Spirulina, algae packed with protein and hailed as a superfood, will make a six-month trip to space in 2021 to test its suitability as a bountiful and nutritious crop for astronauts on long-term space missions.
The UF/IFAS Settles Lab identifies crops and growth systems that are suitable for space flight and provide biological life support to astronauts. Spirulina is their most recent test subject.
“Algae that we previously grew in space grew great, but it has this background level of mutation,” said Mark Settles, UF/IFAS horticultural sciences professor. “Our goal is to grow spirulina in space for six months to see if it remains stable. We want to see if anything will happen in terms of stress to the crop that impacts its ability to be a stable and healthy nutritious item for astronauts.”
Sometimes, the space environment can cause crops to mutate. Radiation, microgravity or volatiles in the spacecraft are all factors that can impact how photosynthetic organisms like spirulina grow in space. For example, spirulina could produce weird metabolites or develop a different nutritional composition, Settles said. These mutations can cause spirulina to stop growing or make it less healthy for humans to consume. Astronauts are not going to eat the spirulina right now, just grow it under a quick and easy method inside the spacecraft.
“There could be other factors or some combination thereof that caused these mutations in our prior International Space Station experiment, that is what we are trying to identify,” Settles said. “Previous research shows spirulina is more radiation resistant than the other algae we tested, and we want to see if it shows a nice even, expected and predictable growth.”
Selectively breeding foods for human consumption is a regular part of the food production process. When plant breeders develop a new fruit or vegetable species for consumption, some of these crops can produce toxins that would be unhealthy for humans to consume and the scientists breed those traits out to produce a safe, palatable product. Settles and his team are doing the same work, but specifically applying these principles to spirulina and how it reacts to the space environment.
The three-year project will start in the spring of 2021. Scientists will conduct spirulina research on Earth for six months, then the spirulina will be scheduled for flight where it will grow on the International Space Station for six months. Once it returns, researchers will analyze the collected samples to determine its fitness for growth in space.

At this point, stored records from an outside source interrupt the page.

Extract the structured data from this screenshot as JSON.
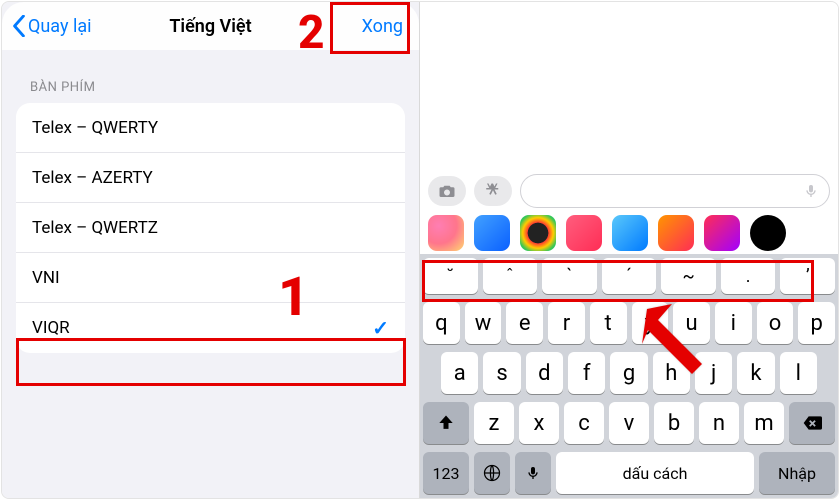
{
  "annotations": {
    "step1": "1",
    "step2": "2"
  },
  "left": {
    "back_label": "Quay lại",
    "title": "Tiếng Việt",
    "done_label": "Xong",
    "section_header": "BÀN PHÍM",
    "options": [
      {
        "label": "Telex – QWERTY",
        "selected": false
      },
      {
        "label": "Telex – AZERTY",
        "selected": false
      },
      {
        "label": "Telex – QWERTZ",
        "selected": false
      },
      {
        "label": "VNI",
        "selected": false
      },
      {
        "label": "VIQR",
        "selected": true
      }
    ],
    "check_glyph": "✓"
  },
  "keyboard": {
    "tone_row": [
      "˘",
      "ˆ",
      "`",
      "´",
      "~",
      ".",
      "ʼ"
    ],
    "row1": [
      "q",
      "w",
      "e",
      "r",
      "t",
      "y",
      "u",
      "i",
      "o",
      "p"
    ],
    "row2": [
      "a",
      "s",
      "d",
      "f",
      "g",
      "h",
      "j",
      "k",
      "l"
    ],
    "row3": [
      "z",
      "x",
      "c",
      "v",
      "b",
      "n",
      "m"
    ],
    "num_label": "123",
    "space_label": "dấu cách",
    "return_label": "Nhập"
  },
  "colors": {
    "accent": "#007aff",
    "annotation": "#e40000"
  }
}
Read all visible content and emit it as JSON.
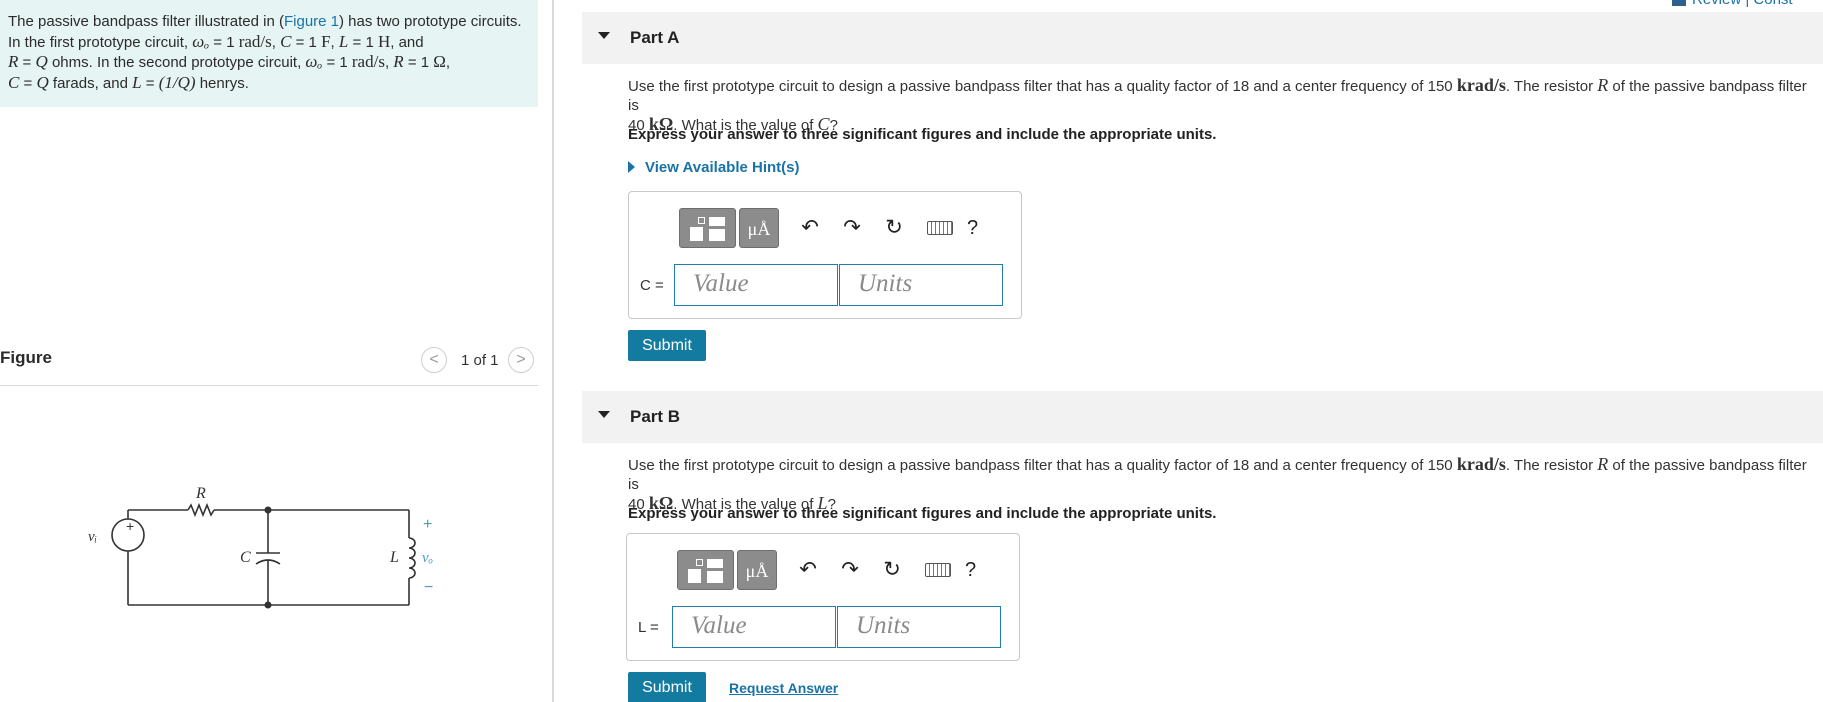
{
  "intro": {
    "t1": "The passive bandpass filter illustrated in (",
    "figure_link": "Figure 1",
    "t2": ") has two prototype circuits.",
    "t3": "In the first prototype circuit, ",
    "w0": "ωₒ",
    "t4": " = 1 ",
    "rad_s": "rad/s",
    "t5": ", ",
    "C": "C",
    "t6": " = 1 ",
    "F": "F",
    "t7": ", ",
    "L": "L",
    "t8": " = 1 ",
    "H": "H",
    "t9": ", and",
    "R": "R",
    "t10": " = ",
    "Q": "Q",
    "t11": " ohms. In the second prototype circuit, ",
    "t12": " = 1 ",
    "t13": ", ",
    "t14": " = 1 ",
    "ohm": "Ω",
    "t15": ",",
    "t16": " = ",
    "t17": " farads, and ",
    "t18": " = ",
    "oneoverq": "(1/Q)",
    "t19": " henrys."
  },
  "figure": {
    "title": "Figure",
    "prev": "<",
    "next": ">",
    "pager": "1 of 1",
    "circuit_labels": {
      "R": "R",
      "C": "C",
      "L": "L",
      "vi": "vᵢ",
      "vo": "vₒ",
      "plus": "+",
      "minus": "−",
      "src_plus": "+"
    }
  },
  "review_link": "Review | Const",
  "partA": {
    "title": "Part A",
    "q1": "Use the first prototype circuit to design a passive bandpass filter that has a quality factor of 18 and a center frequency of 150 ",
    "unit": "krad/s",
    "q2": ". The resistor ",
    "R": "R",
    "q3": " of the passive bandpass filter is",
    "q4": "40 ",
    "kohm": "kΩ",
    "q5": ". What is the value of ",
    "target": "C",
    "q6": "?",
    "instructions": "Express your answer to three significant figures and include the appropriate units.",
    "hint": "View Available Hint(s)",
    "var_label": "C =",
    "value_placeholder": "Value",
    "units_placeholder": "Units",
    "submit": "Submit"
  },
  "partB": {
    "title": "Part B",
    "q1": "Use the first prototype circuit to design a passive bandpass filter that has a quality factor of 18 and a center frequency of 150 ",
    "unit": "krad/s",
    "q2": ". The resistor ",
    "R": "R",
    "q3": " of the passive bandpass filter is",
    "q4": "40 ",
    "kohm": "kΩ",
    "q5": ". What is the value of ",
    "target": "L",
    "q6": "?",
    "instructions": "Express your answer to three significant figures and include the appropriate units.",
    "var_label": "L =",
    "value_placeholder": "Value",
    "units_placeholder": "Units",
    "submit": "Submit",
    "request_answer": "Request Answer"
  },
  "toolbar": {
    "mu": "μÅ",
    "undo": "↶",
    "redo": "↷",
    "reset": "↻",
    "help": "?"
  },
  "icons": [
    "templates-icon",
    "units-icon",
    "undo-icon",
    "redo-icon",
    "reset-icon",
    "keyboard-icon",
    "help-icon",
    "caret-down-icon",
    "caret-right-icon",
    "chevron-left-icon",
    "chevron-right-icon"
  ]
}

“Our hope is that spirulina behaves in space exactly as it does on Earth,” he said. “We hope to see nothing exciting at all.”
The spirulina will grow in culture bags that allow diffusion of cabin air into the growth media. Astronauts will place the bags under a growth light. Every few weeks, the astronauts will transfer some of the algae into new media and take samples for analysis on Earth. The collected samples will allow Settles and his team to test the algae to see if it creates concern about growing for extended periods of time in space.
“One thing I have always been curious about is how to make microorganisms, like spirulina, more palatable,” Settles said. “If we can get algae to grow well, can we shift it to be a more common food? This is curiosity-based research. Once we understand its growth, there come all the practical applications for algae like spirulina. First, for space. But what about our daily foods – an algae flour? We are interested in developing crops that do not detract from quality, provide nutrients and could be less dependent upon large farmland acreage to shift us towards a completely alternate production scheme.”
This project is one of several recent grants recently announced by the NASA Biological and Physical Sciences Division’s Space Biology Program that will advance our understanding of how living systems respond to life in space. Three of 18 announced grants were awarded to UF/IFAS faculty to further research that will support human space exploration.